When it comes to the actual songs, it always makes me sad how much English has become the Lingua Franca of Bad Pop. Most entries were in English. Greek and Russia both gave a head nod to their national languages before falling back into English. Serbia and Spain both got my 12 points for having their songs in their national languages - and as far as I’m concerned they still conveyed the message of their song without the words being understood by everyone. If I could give more than 12 points it would probably go to France for having their song in the minority language Corsican (and a singer who look like he wandered off the set of Les Mis).

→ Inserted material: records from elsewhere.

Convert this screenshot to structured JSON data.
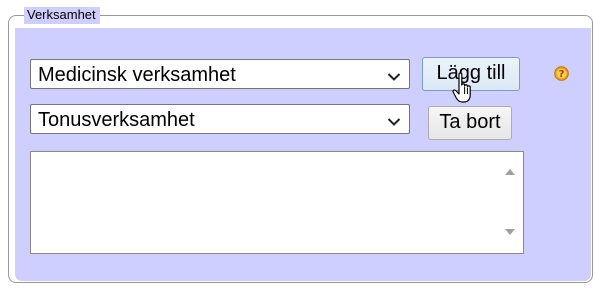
{
  "fieldset": {
    "legend": "Verksamhet",
    "background": "#cfcfff"
  },
  "selects": [
    {
      "value": "Medicinsk verksamhet"
    },
    {
      "value": "Tonusverksamhet"
    }
  ],
  "buttons": {
    "add_label": "Lägg till",
    "remove_label": "Ta bort"
  },
  "icons": {
    "help": "help-icon",
    "dropdown": "chevron-down-icon",
    "cursor": "hand-pointer-icon"
  }
}
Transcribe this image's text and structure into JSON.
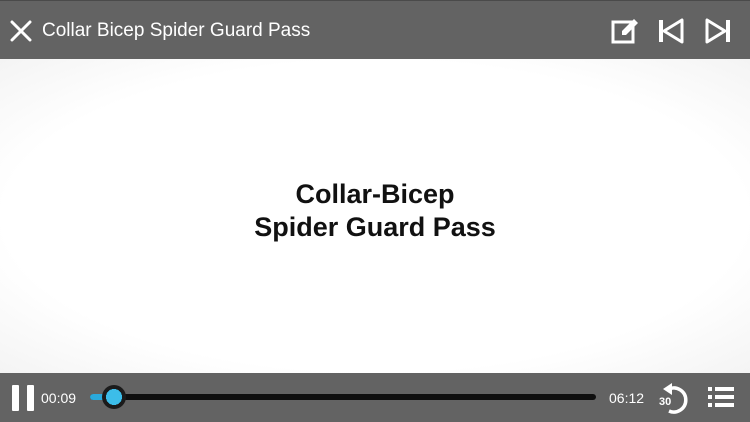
{
  "header": {
    "title": "Collar Bicep Spider Guard Pass",
    "close_icon": "close-icon",
    "edit_icon": "edit-note-icon",
    "prev_icon": "skip-previous-icon",
    "next_icon": "skip-next-icon"
  },
  "video": {
    "title_line1": "Collar-Bicep",
    "title_line2": "Spider Guard Pass"
  },
  "player": {
    "elapsed": "00:09",
    "duration": "06:12",
    "progress_fraction": 0.024,
    "replay_label": "30",
    "pause_icon": "pause-icon",
    "replay_icon": "replay-30-icon",
    "playlist_icon": "list-icon",
    "accent_color": "#2aa9dc",
    "bar_color": "#636363"
  }
}
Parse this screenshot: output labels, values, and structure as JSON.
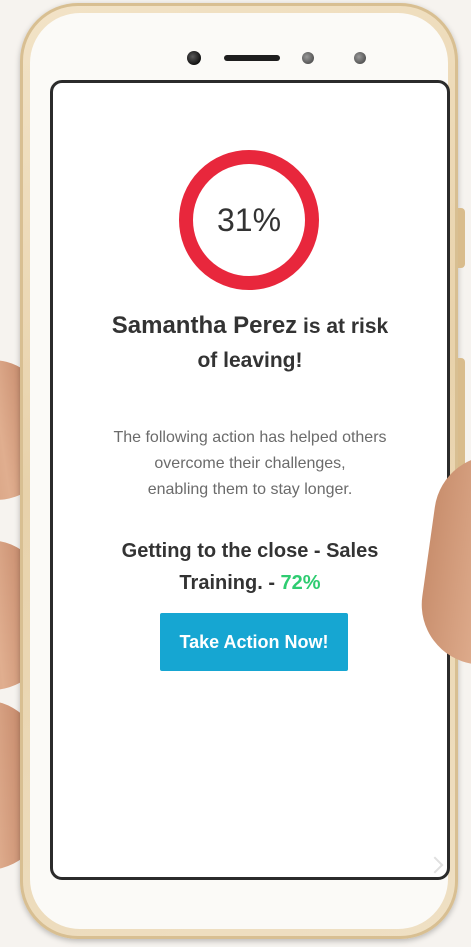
{
  "risk_meter": {
    "value_label": "31%",
    "fraction": 0.31,
    "ring_color": "#e8273c"
  },
  "headline": {
    "name": "Samantha Perez",
    "suffix_line1": "is at risk",
    "line2": "of leaving!"
  },
  "description": {
    "line1": "The following action has helped others",
    "line2": "overcome their challenges,",
    "line3": "enabling them to stay longer."
  },
  "recommended_action": {
    "line1": "Getting to the close - Sales",
    "line2_prefix": "Training. -",
    "success_rate": "72%",
    "success_color": "#2ecc71"
  },
  "cta": {
    "label": "Take Action Now!",
    "color": "#16a6d2"
  }
}
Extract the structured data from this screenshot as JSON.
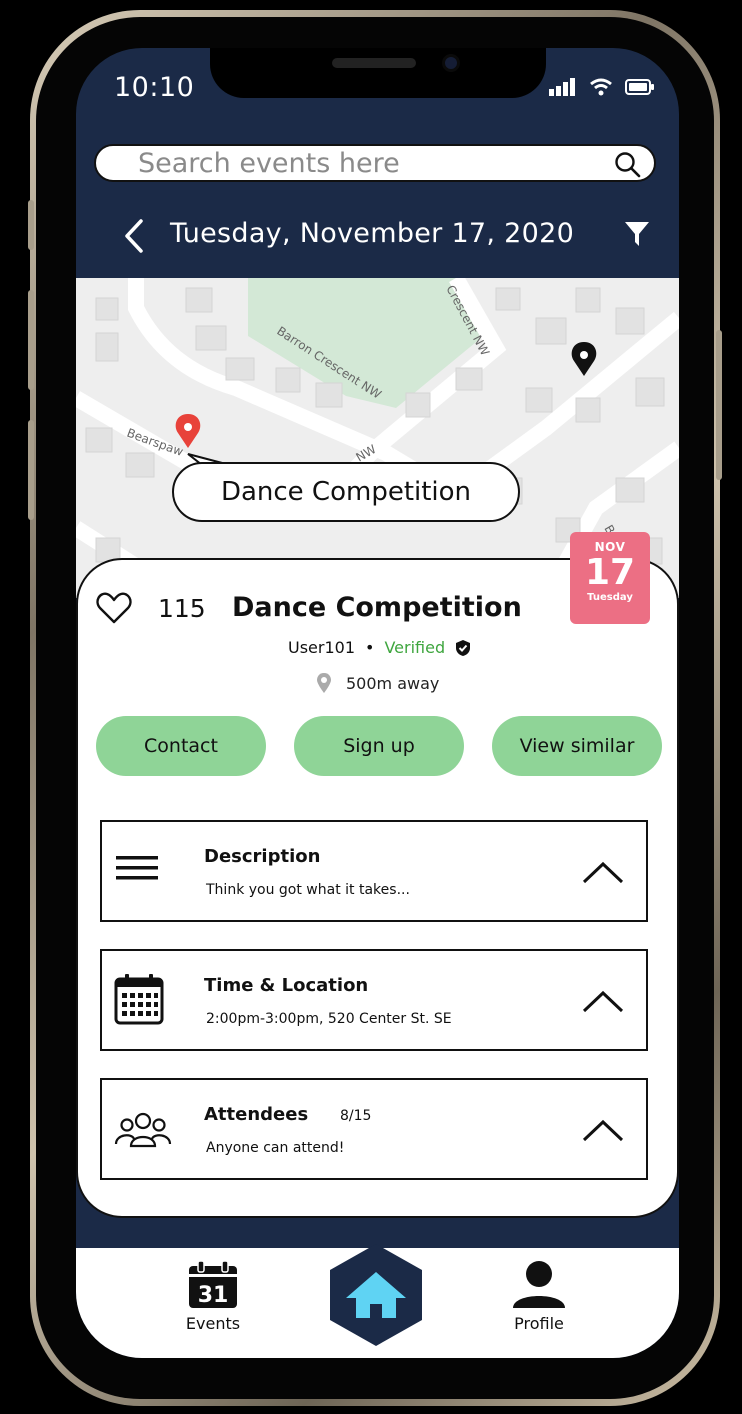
{
  "status_bar": {
    "time": "10:10"
  },
  "search": {
    "placeholder": "Search events here"
  },
  "header": {
    "date": "Tuesday, November 17, 2020"
  },
  "map": {
    "streets": [
      "Barron Crescent NW",
      "Bearspaw",
      "Crescent NW",
      "NW",
      "B"
    ],
    "callout": "Dance Competition"
  },
  "date_badge": {
    "month": "NOV",
    "day": "17",
    "weekday": "Tuesday",
    "color": "#ec6f84"
  },
  "event": {
    "likes": "115",
    "title": "Dance Competition",
    "user": "User101",
    "separator": "•",
    "verified": "Verified",
    "distance": "500m away"
  },
  "actions": {
    "contact": "Contact",
    "sign_up": "Sign up",
    "view_similar": "View similar"
  },
  "sections": {
    "description": {
      "title": "Description",
      "text": "Think you got what it takes..."
    },
    "time_location": {
      "title": "Time & Location",
      "text": "2:00pm-3:00pm, 520 Center St. SE"
    },
    "attendees": {
      "title": "Attendees",
      "count": "8/15",
      "text": "Anyone can attend!"
    }
  },
  "bottom_nav": {
    "events": "Events",
    "calendar_day": "31",
    "profile": "Profile"
  },
  "colors": {
    "navy": "#1b2a47",
    "green": "#8fd497",
    "pink": "#ec6f84",
    "home_blue": "#5fd3f3"
  }
}
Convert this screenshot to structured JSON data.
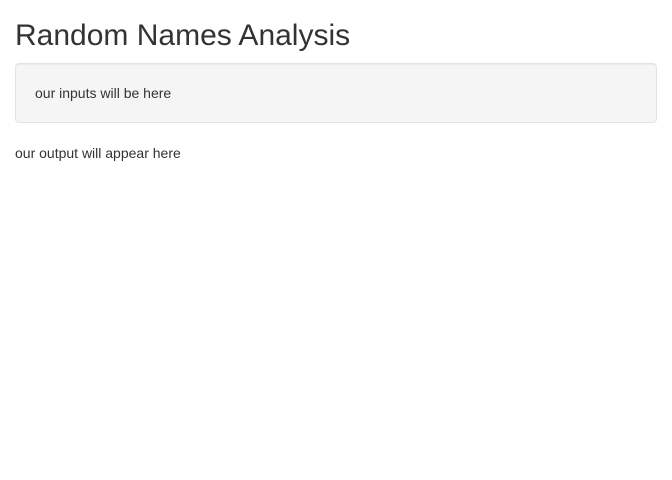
{
  "page": {
    "title": "Random Names Analysis"
  },
  "inputs_panel": {
    "text": "our inputs will be here"
  },
  "output_panel": {
    "text": "our output will appear here"
  },
  "colors": {
    "text": "#333333",
    "well_background": "#f5f5f5",
    "well_border": "#e3e3e3",
    "page_background": "#ffffff"
  }
}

The voting is really where the language politics heats up. It’s apparent that although the two official languages of Eurovision are English and French, it’s the later that’s really losing out during the broadcast. Of the 43 countries that voted only France gave their whole voting report in French. Other countries used mainly English. There were some (eg. UK, Netherlands) who used some German in their greeting, others who used some of their own national language - mainly in greeting - and a few who threw in a smattering of French.

But while it was a win for Ell/Nikki from Azerbaijan it was also a win on the night for English. We’ll all have to work on our Azerbaijani so in 2012 we can say “axşamın xeyir Eurovision!” (good evening Eurovision!).

  1. superlinguo posted this